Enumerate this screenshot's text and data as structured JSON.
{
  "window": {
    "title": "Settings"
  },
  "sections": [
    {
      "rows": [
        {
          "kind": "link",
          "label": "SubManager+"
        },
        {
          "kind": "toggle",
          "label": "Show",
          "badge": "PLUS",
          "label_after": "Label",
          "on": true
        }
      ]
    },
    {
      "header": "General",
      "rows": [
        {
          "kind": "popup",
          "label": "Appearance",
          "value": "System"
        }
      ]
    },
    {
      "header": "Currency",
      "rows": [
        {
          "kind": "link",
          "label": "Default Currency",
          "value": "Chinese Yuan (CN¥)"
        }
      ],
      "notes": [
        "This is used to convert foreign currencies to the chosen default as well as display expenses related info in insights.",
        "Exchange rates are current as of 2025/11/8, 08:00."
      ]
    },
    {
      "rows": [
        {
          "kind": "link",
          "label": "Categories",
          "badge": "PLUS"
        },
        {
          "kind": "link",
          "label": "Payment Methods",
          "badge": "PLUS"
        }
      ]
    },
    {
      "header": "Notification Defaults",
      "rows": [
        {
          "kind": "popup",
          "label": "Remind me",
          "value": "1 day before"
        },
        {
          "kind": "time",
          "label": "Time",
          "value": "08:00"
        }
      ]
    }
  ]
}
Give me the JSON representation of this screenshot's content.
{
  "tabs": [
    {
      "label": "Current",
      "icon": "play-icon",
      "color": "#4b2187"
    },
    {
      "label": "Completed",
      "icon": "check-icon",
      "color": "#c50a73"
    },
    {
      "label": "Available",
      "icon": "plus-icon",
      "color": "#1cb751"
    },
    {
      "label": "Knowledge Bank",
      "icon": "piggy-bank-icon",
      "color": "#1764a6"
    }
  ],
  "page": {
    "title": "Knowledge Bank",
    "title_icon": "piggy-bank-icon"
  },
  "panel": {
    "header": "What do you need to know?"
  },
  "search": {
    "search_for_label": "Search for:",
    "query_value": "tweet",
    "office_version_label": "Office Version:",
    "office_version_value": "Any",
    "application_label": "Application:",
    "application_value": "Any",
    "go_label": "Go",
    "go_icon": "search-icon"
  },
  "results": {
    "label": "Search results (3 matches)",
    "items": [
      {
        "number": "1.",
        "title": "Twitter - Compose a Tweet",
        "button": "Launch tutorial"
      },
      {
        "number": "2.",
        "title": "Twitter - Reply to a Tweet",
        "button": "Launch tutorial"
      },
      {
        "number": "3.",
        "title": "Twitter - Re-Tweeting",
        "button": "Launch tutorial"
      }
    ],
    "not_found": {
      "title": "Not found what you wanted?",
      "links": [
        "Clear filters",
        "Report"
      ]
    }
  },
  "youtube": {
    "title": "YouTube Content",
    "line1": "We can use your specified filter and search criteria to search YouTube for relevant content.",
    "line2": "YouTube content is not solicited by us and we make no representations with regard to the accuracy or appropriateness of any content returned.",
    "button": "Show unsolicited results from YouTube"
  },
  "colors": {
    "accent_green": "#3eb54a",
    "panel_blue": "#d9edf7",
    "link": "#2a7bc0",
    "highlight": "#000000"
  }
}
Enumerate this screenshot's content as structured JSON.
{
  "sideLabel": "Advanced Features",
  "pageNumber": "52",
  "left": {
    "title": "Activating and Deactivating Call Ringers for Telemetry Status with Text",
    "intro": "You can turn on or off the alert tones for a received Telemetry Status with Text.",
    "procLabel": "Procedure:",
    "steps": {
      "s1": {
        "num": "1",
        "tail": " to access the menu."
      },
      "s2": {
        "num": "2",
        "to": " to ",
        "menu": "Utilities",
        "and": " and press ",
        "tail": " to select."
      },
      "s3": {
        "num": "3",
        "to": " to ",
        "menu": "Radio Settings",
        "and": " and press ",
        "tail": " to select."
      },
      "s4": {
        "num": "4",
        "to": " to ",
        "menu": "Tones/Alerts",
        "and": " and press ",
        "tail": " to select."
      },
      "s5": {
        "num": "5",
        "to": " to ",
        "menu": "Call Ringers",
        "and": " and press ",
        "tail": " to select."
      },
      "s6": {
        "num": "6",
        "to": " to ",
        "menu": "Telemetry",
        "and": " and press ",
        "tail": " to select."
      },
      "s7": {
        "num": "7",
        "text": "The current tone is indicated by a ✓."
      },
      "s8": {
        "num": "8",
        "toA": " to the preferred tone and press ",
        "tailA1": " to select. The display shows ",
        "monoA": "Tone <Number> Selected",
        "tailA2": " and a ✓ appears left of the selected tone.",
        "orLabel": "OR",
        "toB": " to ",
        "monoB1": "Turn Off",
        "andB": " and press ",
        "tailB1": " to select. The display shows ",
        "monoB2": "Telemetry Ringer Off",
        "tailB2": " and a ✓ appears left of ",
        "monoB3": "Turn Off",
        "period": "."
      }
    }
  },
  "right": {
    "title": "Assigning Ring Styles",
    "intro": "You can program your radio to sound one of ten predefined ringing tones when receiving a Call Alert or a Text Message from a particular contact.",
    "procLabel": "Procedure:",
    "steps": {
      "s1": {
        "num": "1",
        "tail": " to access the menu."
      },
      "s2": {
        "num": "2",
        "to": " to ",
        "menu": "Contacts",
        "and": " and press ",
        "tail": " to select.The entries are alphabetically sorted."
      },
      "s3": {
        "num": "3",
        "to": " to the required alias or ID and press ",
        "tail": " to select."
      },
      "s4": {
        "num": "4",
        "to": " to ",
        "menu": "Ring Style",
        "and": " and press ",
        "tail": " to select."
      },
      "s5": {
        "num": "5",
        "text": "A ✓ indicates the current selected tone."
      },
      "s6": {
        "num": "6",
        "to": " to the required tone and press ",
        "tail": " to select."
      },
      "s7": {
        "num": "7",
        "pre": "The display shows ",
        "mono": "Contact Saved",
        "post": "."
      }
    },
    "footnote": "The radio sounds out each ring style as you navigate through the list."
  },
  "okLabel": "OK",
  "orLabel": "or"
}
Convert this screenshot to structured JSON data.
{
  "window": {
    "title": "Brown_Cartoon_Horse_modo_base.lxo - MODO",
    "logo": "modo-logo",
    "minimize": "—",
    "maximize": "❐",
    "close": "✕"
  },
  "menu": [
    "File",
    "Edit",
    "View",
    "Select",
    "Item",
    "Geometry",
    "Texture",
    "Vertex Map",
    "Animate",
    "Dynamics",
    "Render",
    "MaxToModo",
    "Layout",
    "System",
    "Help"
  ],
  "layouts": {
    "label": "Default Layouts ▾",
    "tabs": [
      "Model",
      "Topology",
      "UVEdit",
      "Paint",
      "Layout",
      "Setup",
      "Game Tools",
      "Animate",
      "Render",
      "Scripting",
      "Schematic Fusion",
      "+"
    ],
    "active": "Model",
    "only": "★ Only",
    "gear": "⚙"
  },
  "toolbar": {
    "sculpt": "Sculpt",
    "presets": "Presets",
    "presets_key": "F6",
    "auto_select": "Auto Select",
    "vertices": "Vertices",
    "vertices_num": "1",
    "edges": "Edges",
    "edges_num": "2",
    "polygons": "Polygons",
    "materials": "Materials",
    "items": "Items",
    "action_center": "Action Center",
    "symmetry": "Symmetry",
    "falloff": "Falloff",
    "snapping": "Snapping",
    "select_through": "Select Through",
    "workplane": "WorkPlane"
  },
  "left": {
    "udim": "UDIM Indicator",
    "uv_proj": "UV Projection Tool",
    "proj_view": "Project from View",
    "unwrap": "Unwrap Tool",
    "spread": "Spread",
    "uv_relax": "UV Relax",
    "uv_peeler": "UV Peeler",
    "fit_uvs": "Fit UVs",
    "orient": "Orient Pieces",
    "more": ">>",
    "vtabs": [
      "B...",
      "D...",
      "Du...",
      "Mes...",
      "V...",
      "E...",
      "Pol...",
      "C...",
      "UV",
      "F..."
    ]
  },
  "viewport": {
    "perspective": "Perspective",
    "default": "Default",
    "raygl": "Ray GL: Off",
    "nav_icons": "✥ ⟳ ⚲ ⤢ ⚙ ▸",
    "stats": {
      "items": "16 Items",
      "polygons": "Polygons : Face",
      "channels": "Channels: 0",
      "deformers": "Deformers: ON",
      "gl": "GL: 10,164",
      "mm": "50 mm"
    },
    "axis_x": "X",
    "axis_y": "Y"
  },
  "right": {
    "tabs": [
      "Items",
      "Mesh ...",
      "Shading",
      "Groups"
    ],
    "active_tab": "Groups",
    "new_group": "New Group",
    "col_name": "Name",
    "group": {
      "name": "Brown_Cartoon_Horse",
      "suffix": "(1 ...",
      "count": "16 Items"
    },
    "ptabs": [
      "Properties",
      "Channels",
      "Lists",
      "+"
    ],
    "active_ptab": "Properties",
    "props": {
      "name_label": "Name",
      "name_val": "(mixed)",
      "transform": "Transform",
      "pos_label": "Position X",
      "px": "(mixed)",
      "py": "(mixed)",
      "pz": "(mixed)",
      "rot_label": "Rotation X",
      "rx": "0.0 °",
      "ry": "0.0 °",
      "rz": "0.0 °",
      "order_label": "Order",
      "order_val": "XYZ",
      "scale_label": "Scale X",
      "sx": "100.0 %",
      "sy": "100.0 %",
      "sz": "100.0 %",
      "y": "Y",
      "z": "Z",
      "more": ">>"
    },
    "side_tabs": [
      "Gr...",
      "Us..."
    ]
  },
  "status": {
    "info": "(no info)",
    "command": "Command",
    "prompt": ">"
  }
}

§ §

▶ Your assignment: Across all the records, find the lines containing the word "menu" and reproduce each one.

▶ Expected answer:
        "tail": " to access the menu."
        "menu": "Utilities",
        "menu": "Radio Settings",
        "menu": "Tones/Alerts",
        "menu": "Call Ringers",
        "menu": "Telemetry",
        "tail": " to access the menu."
        "menu": "Contacts",
        "menu": "Ring Style",
  "menu": [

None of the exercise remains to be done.